**TASK DESCRIPTION**
Nothing but the text should be carried over: reproduce all the data exactly and leave out every image.

Interface dataset entries:
***

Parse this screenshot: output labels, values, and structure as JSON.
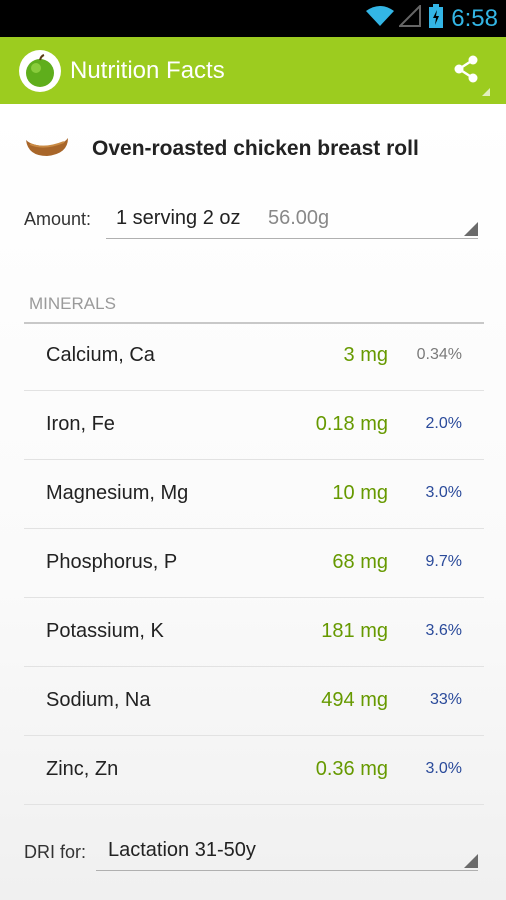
{
  "status_bar": {
    "time": "6:58",
    "time_color": "#33b5e5"
  },
  "action_bar": {
    "title": "Nutrition Facts",
    "background_color": "#9ccc1f",
    "app_icon": "green-apple-icon",
    "share_icon": "share-icon"
  },
  "food": {
    "icon": "chicken-roll-icon",
    "name": "Oven-roasted chicken breast roll"
  },
  "amount": {
    "label": "Amount:",
    "serving": "1 serving 2 oz",
    "weight": "56.00g"
  },
  "section": {
    "title": "MINERALS"
  },
  "minerals": [
    {
      "name": "Calcium, Ca",
      "amount": "3 mg",
      "percent": "0.34%",
      "percent_color": "#7a7a7a"
    },
    {
      "name": "Iron, Fe",
      "amount": "0.18 mg",
      "percent": "2.0%",
      "percent_color": "#2a4a9a"
    },
    {
      "name": "Magnesium, Mg",
      "amount": "10 mg",
      "percent": "3.0%",
      "percent_color": "#2a4a9a"
    },
    {
      "name": "Phosphorus, P",
      "amount": "68 mg",
      "percent": "9.7%",
      "percent_color": "#2a4a9a"
    },
    {
      "name": "Potassium, K",
      "amount": "181 mg",
      "percent": "3.6%",
      "percent_color": "#2a4a9a"
    },
    {
      "name": "Sodium, Na",
      "amount": "494 mg",
      "percent": "33%",
      "percent_color": "#2a4a9a"
    },
    {
      "name": "Zinc, Zn",
      "amount": "0.36 mg",
      "percent": "3.0%",
      "percent_color": "#2a4a9a"
    }
  ],
  "amount_color": "#669900",
  "dri": {
    "label": "DRI for:",
    "value": "Lactation 31-50y"
  }
}
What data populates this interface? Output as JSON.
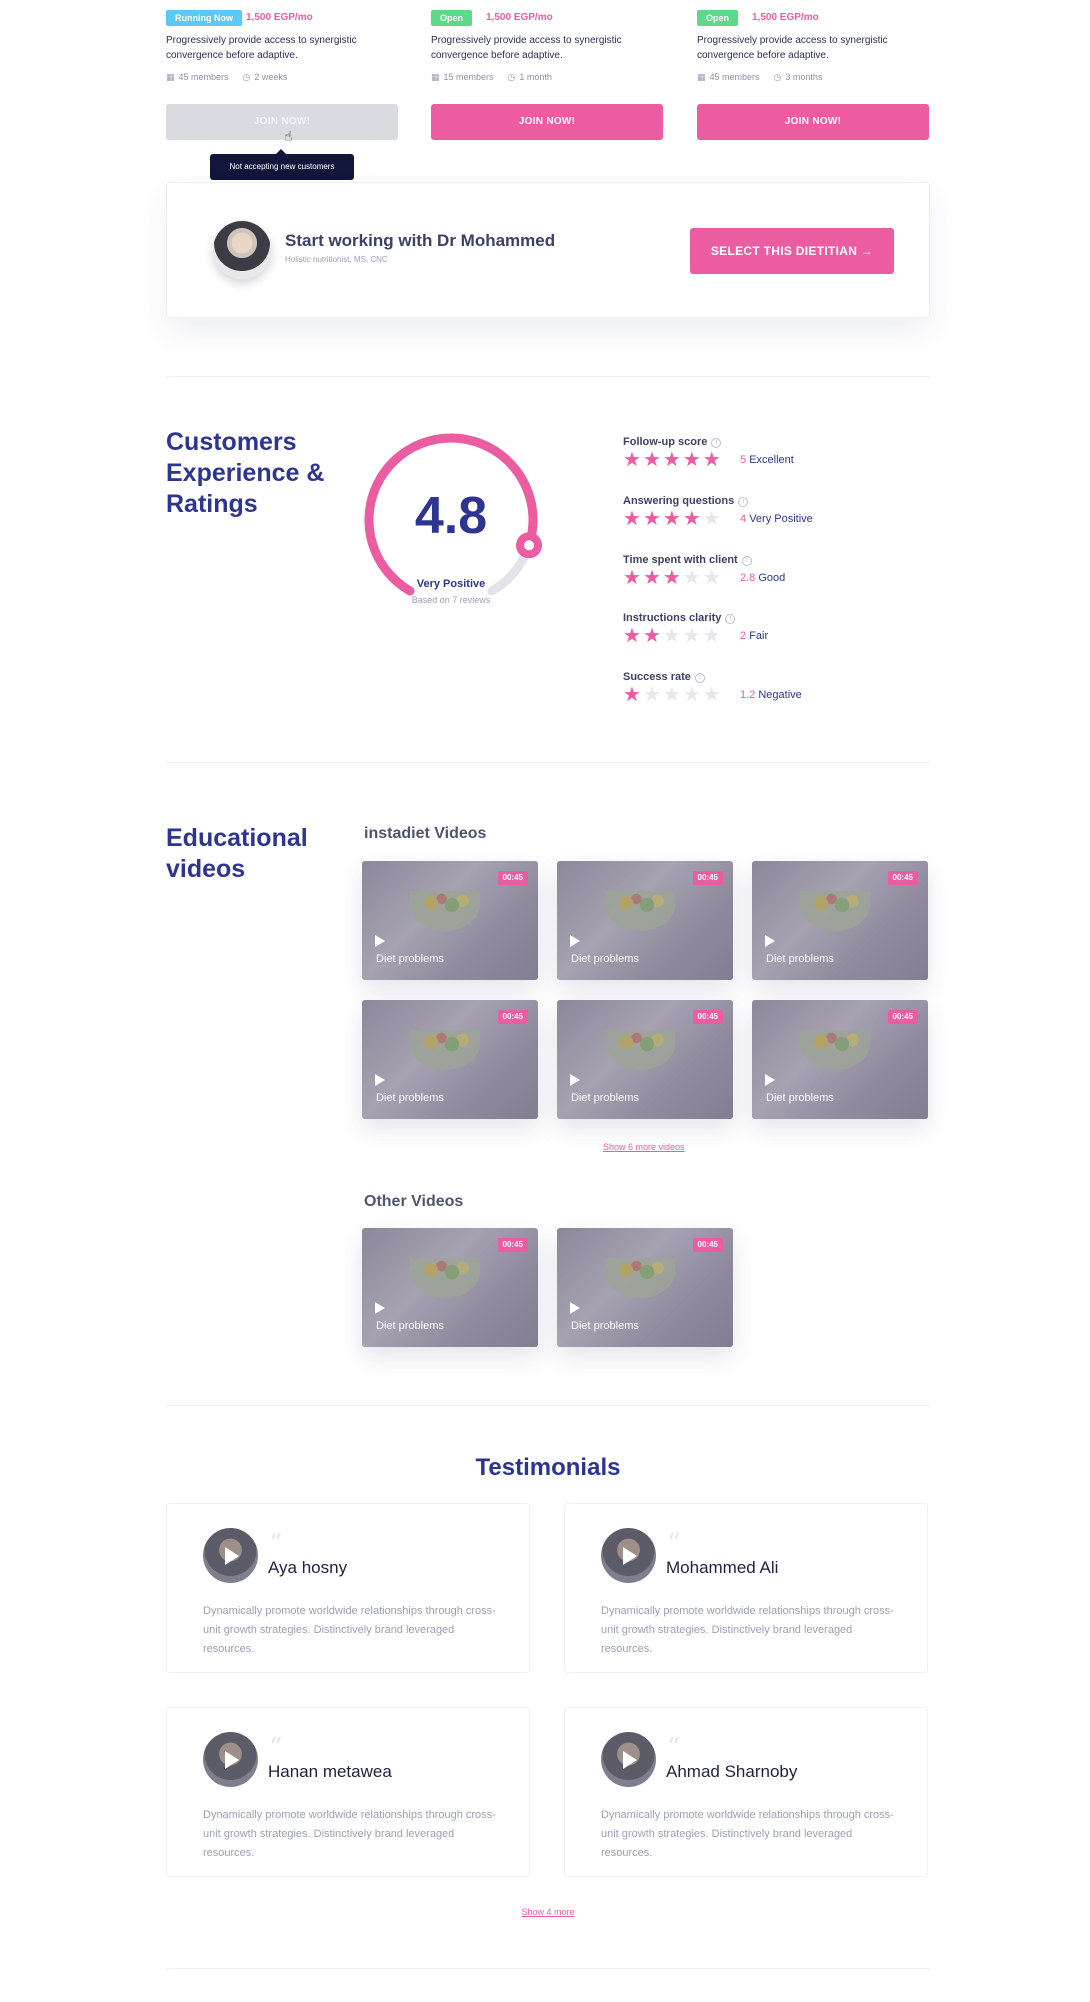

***

**RESPONSE TO THE TASK**
Parse this screenshot: output labels, values, and structure as JSON.
{
  "status_bar": {
    "time": "6:58",
    "time_color": "#33b5e5"
  },
  "action_bar": {
    "title": "Nutrition Facts",
    "background_color": "#9ccc1f",
    "app_icon": "green-apple-icon",
    "share_icon": "share-icon"
  },
  "food": {
    "icon": "chicken-roll-icon",
    "name": "Oven-roasted chicken breast roll"
  },
  "amount": {
    "label": "Amount:",
    "serving": "1 serving 2 oz",
    "weight": "56.00g"
  },
  "section": {
    "title": "MINERALS"
  },
  "minerals": [
    {
      "name": "Calcium, Ca",
      "amount": "3 mg",
      "percent": "0.34%",
      "percent_color": "#7a7a7a"
    },
    {
      "name": "Iron, Fe",
      "amount": "0.18 mg",
      "percent": "2.0%",
      "percent_color": "#2a4a9a"
    },
    {
      "name": "Magnesium, Mg",
      "amount": "10 mg",
      "percent": "3.0%",
      "percent_color": "#2a4a9a"
    },
    {
      "name": "Phosphorus, P",
      "amount": "68 mg",
      "percent": "9.7%",
      "percent_color": "#2a4a9a"
    },
    {
      "name": "Potassium, K",
      "amount": "181 mg",
      "percent": "3.6%",
      "percent_color": "#2a4a9a"
    },
    {
      "name": "Sodium, Na",
      "amount": "494 mg",
      "percent": "33%",
      "percent_color": "#2a4a9a"
    },
    {
      "name": "Zinc, Zn",
      "amount": "0.36 mg",
      "percent": "3.0%",
      "percent_color": "#2a4a9a"
    }
  ],
  "amount_color": "#669900",
  "dri": {
    "label": "DRI for:",
    "value": "Lactation 31-50y"
  }
}
What data populates this interface? Output as JSON.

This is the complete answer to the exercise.